Mucosal associated invariant T (MAIT) cells are an innate-like T cell subset prevalent in humans and enriched in the airway. Human MAIT cells have been defined by the expression of the semi-invariant TCR? chain TRAV1- 2/TRAJ12/20/33 and their restriction by the non-polymorphic MHC class I-like molecule, MHC-related protein 1 (MR1). MAIT cells recognize Mtb and can be activated by small organic molecules, derived from the riboflavin biosynthesis pathway. We have shown that MR1-restricted T cells can use TCRs that are not TRAV1-2, and can recognize organisms (S. pyogenes) that cannot produce riboflavin. Consequently, we define MAIT cells as a subset of MR1-restricted T cells (MR1Ts). Furthermore, we find that not all MR1Ts can be defined based on MR1 tetramer bound to the known MAIT agonist / MR1 ligand 5-(2-oxopropylideneamino)- 6-D- ribitylaminouracil (5-OP-RU), in that they can be defined based on their MR1-dependent response to microbial infection and binding to alternate MR1 tetramers. We have generated a pipeline approach for identifying new, microbially-derived MR1 antigens, and demonstrate that MR1Ts in the lung are characterized by oligoclonal enrichments, possibly driven by these antigens. Together, these data support the specific aims of this grant which are to 1) define the repertoire of ligands presented by MR1 from M. smeg/Mtb and define the structural basis of their presentation by MR1. We focus on Mtb for its disease relevance to human health but also from our preliminary data demonstrating migration of MR1 reactive T cells to the lung during Mtb infection.

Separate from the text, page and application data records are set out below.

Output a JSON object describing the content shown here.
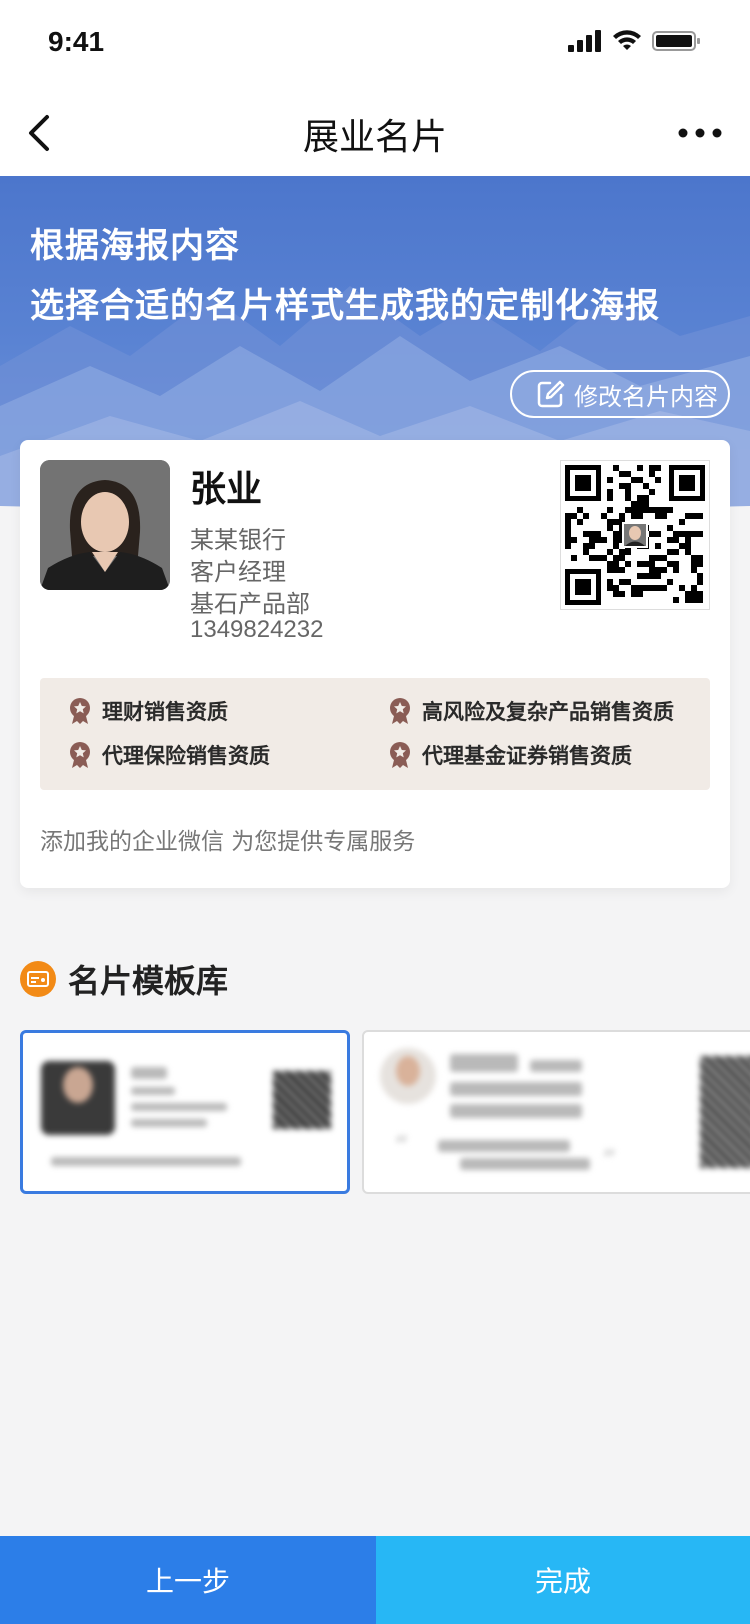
{
  "status_bar": {
    "time": "9:41"
  },
  "nav": {
    "title": "展业名片"
  },
  "hero": {
    "line1": "根据海报内容",
    "line2": "选择合适的名片样式生成我的定制化海报",
    "edit_label": "修改名片内容"
  },
  "card": {
    "name": "张业",
    "bank": "某某银行",
    "role": "客户经理",
    "department": "基石产品部",
    "phone": "1349824232",
    "qualifications": [
      "理财销售资质",
      "高风险及复杂产品销售资质",
      "代理保险销售资质",
      "代理基金证券销售资质"
    ],
    "footer": "添加我的企业微信 为您提供专属服务"
  },
  "template_library": {
    "title": "名片模板库"
  },
  "buttons": {
    "prev": "上一步",
    "done": "完成"
  },
  "colors": {
    "primary": "#2c7ee8",
    "secondary": "#27b7f5",
    "accent": "#f28a16",
    "qual_bg": "#f1ebe6"
  }
}
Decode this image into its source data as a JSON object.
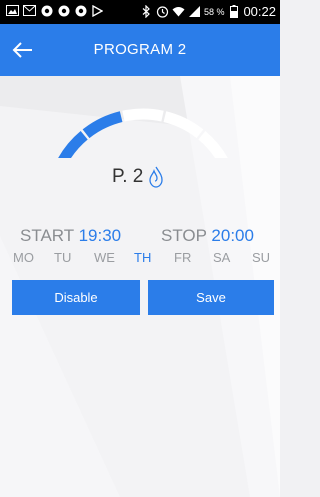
{
  "status_bar": {
    "battery_percent": "58 %",
    "time": "00:22",
    "icons": [
      "image-icon",
      "mail-icon",
      "chrome-icon",
      "chrome-icon",
      "chrome-icon",
      "play-store-icon",
      "bluetooth-icon",
      "alarm-icon",
      "wifi-icon",
      "signal-icon",
      "battery-icon"
    ]
  },
  "app_bar": {
    "title": "PROGRAM 2",
    "back_icon": "arrow-left-icon"
  },
  "gauge": {
    "segments_total": 5,
    "segments_filled": 2,
    "filled_color": "#2b7de9",
    "empty_color": "#ffffff"
  },
  "program": {
    "label": "P. 2",
    "icon": "flame-icon"
  },
  "schedule": {
    "start_label": "START",
    "start_value": "19:30",
    "stop_label": "STOP",
    "stop_value": "20:00"
  },
  "days": [
    {
      "label": "MO",
      "active": false
    },
    {
      "label": "TU",
      "active": false
    },
    {
      "label": "WE",
      "active": false
    },
    {
      "label": "TH",
      "active": true
    },
    {
      "label": "FR",
      "active": false
    },
    {
      "label": "SA",
      "active": false
    },
    {
      "label": "SU",
      "active": false
    }
  ],
  "buttons": {
    "disable": "Disable",
    "save": "Save"
  },
  "colors": {
    "accent": "#2b7de9",
    "text_muted": "#8a8d91"
  }
}
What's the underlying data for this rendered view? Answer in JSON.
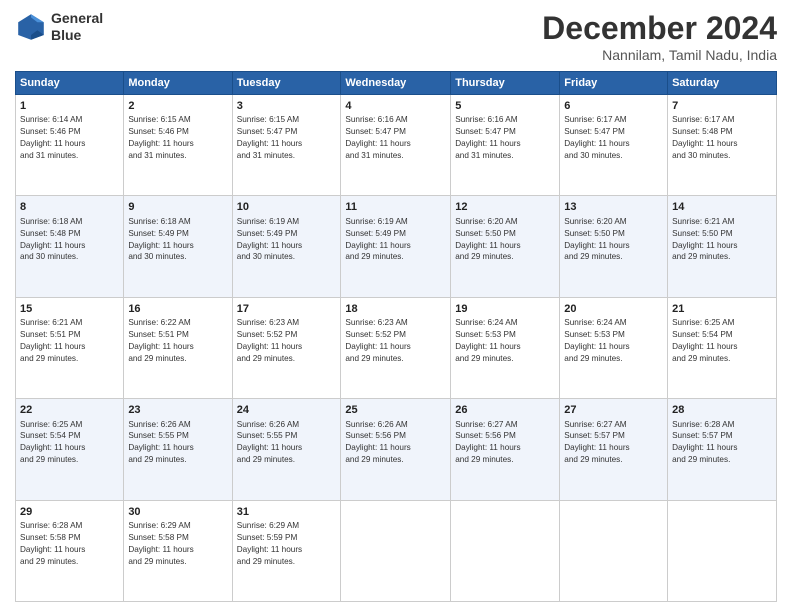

Our Aim 2 is to define the T cell repertoire of MR1Ts recognizing antigens presented by MR1 from M. smeg/Mtb and define the structural basis of their recognition of the MR1- antigen complex. This is an obvious extension from preliminary data from us and others demonstrating that the MR1T population contains diversity previously unappreciated. We seek to know whether this diversity in the TCR repertoire drives antigen selectivity. Directly related to Aims 1 & 2 is our Aim 3 which will determine the biological significance of MR1-ligand/MR1T cell selectivity in human health and disease. We hypothesize that MR1T cells with a diverse TCR repertoire selectively expand at infected tissue sites in response to microbe/ligand recognition via MR1. Here our focus will be on Mtb, and we capitalize on the expertise and patient accessibility of Dr. Waltz (Capetown) to derive lung (BAL) and PBMC samples from infected and control individuals. Ultimately, the work from this project would support MR1T cell targeted vaccines and immune-therapies as a means to improve resistance to disease following exposure to Mtb.
MR1-restricted T (MR1T) cells are a T cell population of emerging importance in human health due to their ability to respond to microbial infections and information is limited on the molecular signals that these cells, through their T cell receptor (TCR), respond to when presented by the MHC-like molecule MR1. We seek to characterize the repertoire of ligands presented by MR1 and their effect on the MR1T cell population. Combined, our aims strive to elucidate the molecular signals that lead to MAIT cell stimulation and understand how these responses are involved in human infection.